A Brook Trout Species Profile
The Brook Trout – one of the most sought-after fish for fly fishermen across the United States. Their reputation for being difficult to catch, paired with their beautiful coloration and patterns, keep fly-fisherman mesmerized and coming back time and time again. Despite the name, the Brook Trout is actually a member of the “Char” family, which includes Arctic Char, Lake Trout, Bull Trout, and Dolly Varden.
Brooke Trout naturally occur in eastern North America, from Newfoundland as far south as Georgia, and as far west as Minnesota. They can be found in small, clear, cold streams and ponds in both mountainous headwaters and coastal areas. Brook Trout have very particular habitat requirements, including water with temperatures not exceeding 66 F, well-oxygenated waters, and a mixture of swift-moving water and still pools.
Dependent upon the area, Brook Trout spawn during the late summer and fall months. During this time the males become aggressive and try to push females into shallow waters. The males also undergo a drastic color change, as their underbelly turns a bright orange-red during the spawn.
Other behavior of these trout varies greatly based on their environment. Some coastal populations known as “sea run trout” will spend parts of their life in a marine environment. While other populations can live their whole lives in small mountain streams and headwaters.

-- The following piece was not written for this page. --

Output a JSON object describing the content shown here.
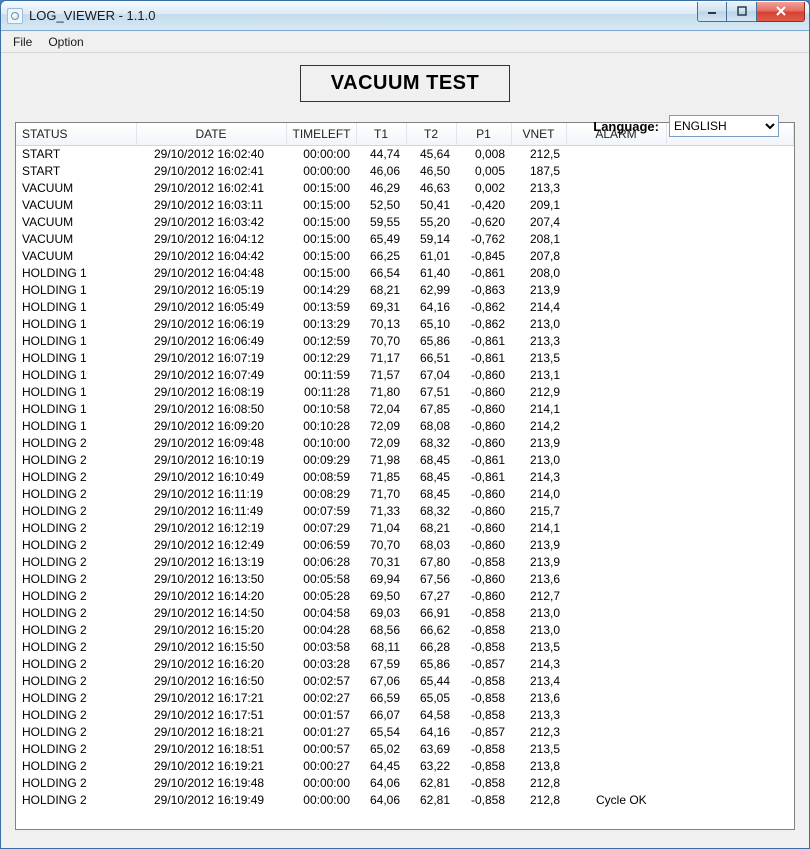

Similar to their behavior, the size and length of Brook Trout can vary greatly depending on their habitat. Some Brook Trout can exceed 5 lbs, but most are much smaller.
The spectacular coloration of the Brook Trout entails an olive/dark green back adorned with duller squiggly lines, providing unique camouflage from above. The fish becomes lighter in hue down the sides, which are scattered with distinct blue spots with red halos mixed in with yellow circles, creating a striking pattern. The belly is typically and yellowish-orange color, which can change to a darker red during the spawn.
Targeting Brook Trout
There are countless reasons for fishermen to love pursuing these fish: their ability to put up a fight, their beautiful coloration and patterns, and the variety in the habitat in which they live. Overall, the Brook Trout put up a valiant challenge for any fly fisherman.
An early morning start is often a good idea when targeting Brook Trout, as they can often be found most active at dawn and duck. These trout have a diverse diet consisting of aquatic insect larvae, worms, terrestrials, other fish, and even small amphibians and reptiles. Fly patterns vary based on the time of year and location.
For us here at Outdoor Stamps, the Brook Trout holds a special spot in our hearts. As we are a company based in Virginia, the Brook Trout is our state fish, and we have certainly spent countless hours roaming around the Appalachian foothills in search of these gorgeous creatures.
Outdoor Stamps Team Chasing Brook Trout in Shenandoah National Park
Brook Trout Canvas Print
Trout Angler Bucket List
Fish and Wildlife Service Information